**TASK TO COMPLETE:** What lines below contain the word "content"? Please pull each one out.

Data items
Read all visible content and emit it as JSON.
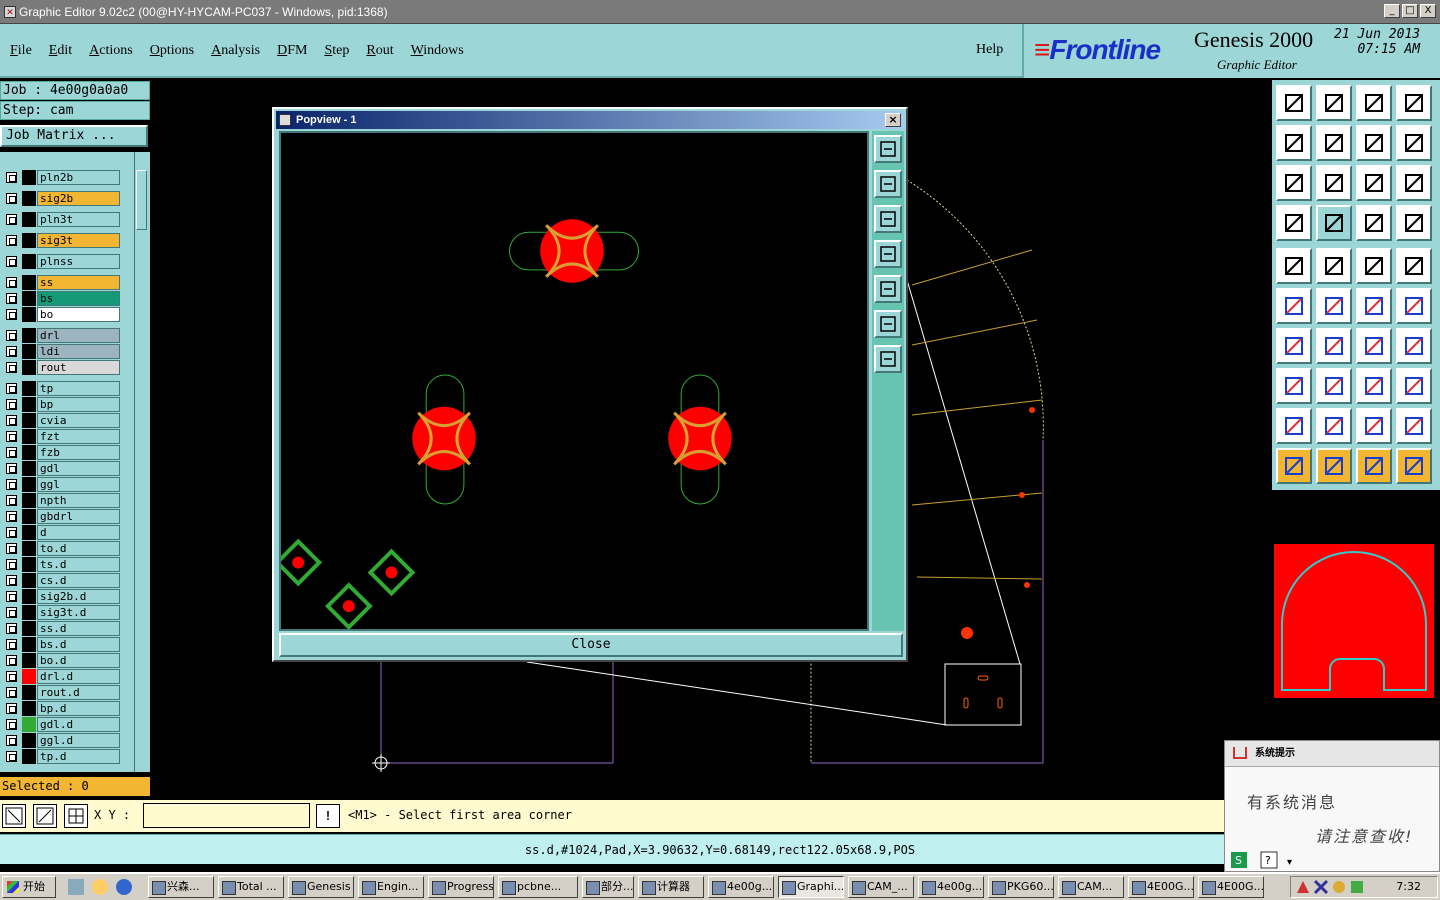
{
  "window": {
    "title": "Graphic Editor 9.02c2 (00@HY-HYCAM-PC037 - Windows, pid:1368)",
    "buttons": [
      "_",
      "□",
      "X"
    ]
  },
  "menu": {
    "items": [
      "File",
      "Edit",
      "Actions",
      "Options",
      "Analysis",
      "DFM",
      "Step",
      "Rout",
      "Windows"
    ],
    "help": "Help"
  },
  "brand": {
    "logo": "Frontline",
    "product": "Genesis 2000",
    "subtitle": "Graphic Editor",
    "date": "21 Jun 2013",
    "time": "07:15 AM"
  },
  "left_panel": {
    "job": "Job : 4e00g0a0a0",
    "step": "Step: cam",
    "job_matrix": "Job Matrix ...",
    "selected": "Selected : 0",
    "layers": [
      {
        "name": "pln2b",
        "color": "#9cd6d6",
        "swatch": "#000000",
        "mark": ""
      },
      {
        "name": "sig2b",
        "color": "#f2b632",
        "swatch": "#000000",
        "mark": "◢"
      },
      {
        "name": "pln3t",
        "color": "#9cd6d6",
        "swatch": "#000000",
        "mark": ""
      },
      {
        "name": "sig3t",
        "color": "#f2b632",
        "swatch": "#000000",
        "mark": ""
      },
      {
        "name": "plnss",
        "color": "#9cd6d6",
        "swatch": "#000000",
        "mark": ""
      },
      {
        "name": "ss",
        "color": "#f2b632",
        "swatch": "#000000",
        "mark": ""
      },
      {
        "name": "bs",
        "color": "#159a78",
        "swatch": "#000000",
        "mark": ""
      },
      {
        "name": "bo",
        "color": "#ffffff",
        "swatch": "#000000",
        "mark": ""
      },
      {
        "name": "drl",
        "color": "#9bb4c0",
        "swatch": "#000000",
        "mark": ""
      },
      {
        "name": "ldi",
        "color": "#9bb4c0",
        "swatch": "#000000",
        "mark": ""
      },
      {
        "name": "rout",
        "color": "#d9d9d9",
        "swatch": "#000000",
        "mark": ""
      },
      {
        "name": "tp",
        "color": "#9cd6d6",
        "swatch": "#000000",
        "mark": ""
      },
      {
        "name": "bp",
        "color": "#9cd6d6",
        "swatch": "#000000",
        "mark": ""
      },
      {
        "name": "cvia",
        "color": "#9cd6d6",
        "swatch": "#000000",
        "mark": ""
      },
      {
        "name": "fzt",
        "color": "#9cd6d6",
        "swatch": "#000000",
        "mark": ""
      },
      {
        "name": "fzb",
        "color": "#9cd6d6",
        "swatch": "#000000",
        "mark": ""
      },
      {
        "name": "gdl",
        "color": "#9cd6d6",
        "swatch": "#000000",
        "mark": "◢"
      },
      {
        "name": "ggl",
        "color": "#9cd6d6",
        "swatch": "#000000",
        "mark": ""
      },
      {
        "name": "npth",
        "color": "#9cd6d6",
        "swatch": "#000000",
        "mark": ""
      },
      {
        "name": "gbdrl",
        "color": "#9cd6d6",
        "swatch": "#000000",
        "mark": ""
      },
      {
        "name": "d",
        "color": "#9cd6d6",
        "swatch": "#000000",
        "mark": ""
      },
      {
        "name": "to.d",
        "color": "#9cd6d6",
        "swatch": "#000000",
        "mark": ""
      },
      {
        "name": "ts.d",
        "color": "#9cd6d6",
        "swatch": "#000000",
        "mark": "◢"
      },
      {
        "name": "cs.d",
        "color": "#9cd6d6",
        "swatch": "#000000",
        "mark": "◢"
      },
      {
        "name": "sig2b.d",
        "color": "#9cd6d6",
        "swatch": "#000000",
        "mark": "◢"
      },
      {
        "name": "sig3t.d",
        "color": "#9cd6d6",
        "swatch": "#000000",
        "mark": ""
      },
      {
        "name": "ss.d",
        "color": "#9cd6d6",
        "swatch": "#000000",
        "mark": ""
      },
      {
        "name": "bs.d",
        "color": "#9cd6d6",
        "swatch": "#000000",
        "mark": ""
      },
      {
        "name": "bo.d",
        "color": "#9cd6d6",
        "swatch": "#000000",
        "mark": ""
      },
      {
        "name": "drl.d",
        "color": "#9cd6d6",
        "swatch": "#ff0000",
        "mark": "▦"
      },
      {
        "name": "rout.d",
        "color": "#9cd6d6",
        "swatch": "#000000",
        "mark": ""
      },
      {
        "name": "bp.d",
        "color": "#9cd6d6",
        "swatch": "#000000",
        "mark": ""
      },
      {
        "name": "gdl.d",
        "color": "#9cd6d6",
        "swatch": "#33aa33",
        "mark": "◢"
      },
      {
        "name": "ggl.d",
        "color": "#9cd6d6",
        "swatch": "#000000",
        "mark": ""
      },
      {
        "name": "tp.d",
        "color": "#9cd6d6",
        "swatch": "#000000",
        "mark": ""
      }
    ]
  },
  "popview": {
    "title": "Popview - 1",
    "close_label": "Close"
  },
  "bottom": {
    "xy_label": "X Y :",
    "xy_value": "",
    "prompt": "<M1> - Select first area corner",
    "status": "ss.d,#1024,Pad,X=3.90632,Y=0.68149,rect122.05x68.9,POS"
  },
  "notification": {
    "title": "系统提示",
    "line1": "有系统消息",
    "line2": "请注意查收!"
  },
  "taskbar": {
    "start": "开始",
    "tasks": [
      "兴森...",
      "Total ...",
      "Genesis",
      "Engin...",
      "Progress",
      "pcbne...",
      "部分...",
      "计算器",
      "4e00g...",
      "Graphi...",
      "CAM_...",
      "4e00g...",
      "PKG60...",
      "CAM...",
      "4E00G...",
      "4E00G..."
    ],
    "active_task": "Graphi...",
    "clock": "7:32"
  },
  "colors": {
    "panel": "#9cd6d6",
    "highlight": "#f2b632",
    "pad": "#ff0000",
    "outline": "#33aa33"
  }
}
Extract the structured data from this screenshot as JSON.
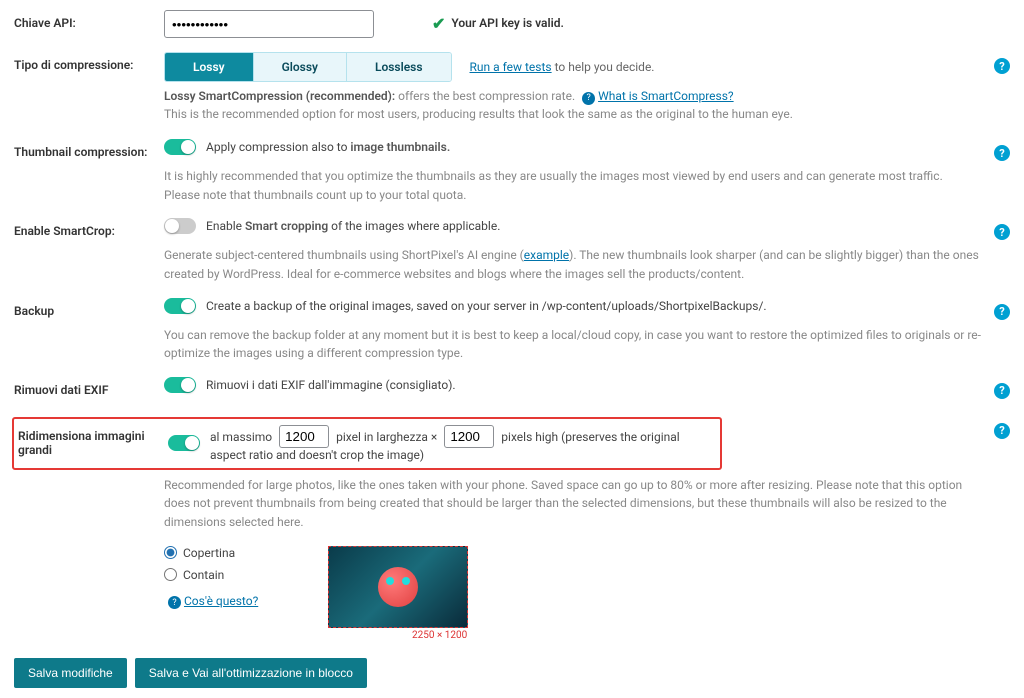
{
  "api": {
    "label": "Chiave API:",
    "valid_msg": "Your API key is valid."
  },
  "compression": {
    "label": "Tipo di compressione:",
    "tabs": [
      "Lossy",
      "Glossy",
      "Lossless"
    ],
    "help_prefix": "Run a few tests",
    "help_suffix": " to help you decide.",
    "desc_lead": "Lossy SmartCompression (recommended): ",
    "desc_rest": "offers the best compression rate. ",
    "desc_link": "What is SmartCompress?",
    "desc2": "This is the recommended option for most users, producing results that look the same as the original to the human eye."
  },
  "thumbnail": {
    "label": "Thumbnail compression:",
    "toggle_pre": "Apply compression also to ",
    "toggle_strong": "image thumbnails.",
    "desc": "It is highly recommended that you optimize the thumbnails as they are usually the images most viewed by end users and can generate most traffic.\nPlease note that thumbnails count up to your total quota."
  },
  "smartcrop": {
    "label": "Enable SmartCrop:",
    "toggle_pre": "Enable ",
    "toggle_strong": "Smart cropping",
    "toggle_post": " of the images where applicable.",
    "desc_pre": "Generate subject-centered thumbnails using ShortPixel's AI engine (",
    "desc_link": "example",
    "desc_post": "). The new thumbnails look sharper (and can be slightly bigger) than the ones created by WordPress. Ideal for e-commerce websites and blogs where the images sell the products/content."
  },
  "backup": {
    "label": "Backup",
    "toggle": "Create a backup of the original images, saved on your server in /wp-content/uploads/ShortpixelBackups/.",
    "desc": "You can remove the backup folder at any moment but it is best to keep a local/cloud copy, in case you want to restore the optimized files to originals or re-optimize the images using a different compression type."
  },
  "exif": {
    "label": "Rimuovi dati EXIF",
    "toggle": "Rimuovi i dati EXIF dall'immagine (consigliato)."
  },
  "resize": {
    "label": "Ridimensiona immagini grandi",
    "pre": "al massimo",
    "w": "1200",
    "mid": "pixel in larghezza ×",
    "h": "1200",
    "post": "pixels high (preserves the original aspect ratio and doesn't crop the image)",
    "desc": "Recommended for large photos, like the ones taken with your phone. Saved space can go up to 80% or more after resizing. Please note that this option does not prevent thumbnails from being created that should be larger than the selected dimensions, but these thumbnails will also be resized to the dimensions selected here.",
    "opt1": "Copertina",
    "opt2": "Contain",
    "whats_this": "Cos'è questo?",
    "preview_dims": "2250 × 1200"
  },
  "buttons": {
    "save": "Salva modifiche",
    "bulk": "Salva e Vai all'ottimizzazione in blocco"
  }
}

**WRITTEN ANSWER:**
Read all visible content and emit it as JSON.
    "desc_post": "). The new thumbnails look sharper (and can be slightly bigger) than the ones created by WordPress. Ideal for e-commerce websites and blogs where the images sell the products/content."
    "toggle": "Create a backup of the original images, saved on your server in /wp-content/uploads/ShortpixelBackups/.",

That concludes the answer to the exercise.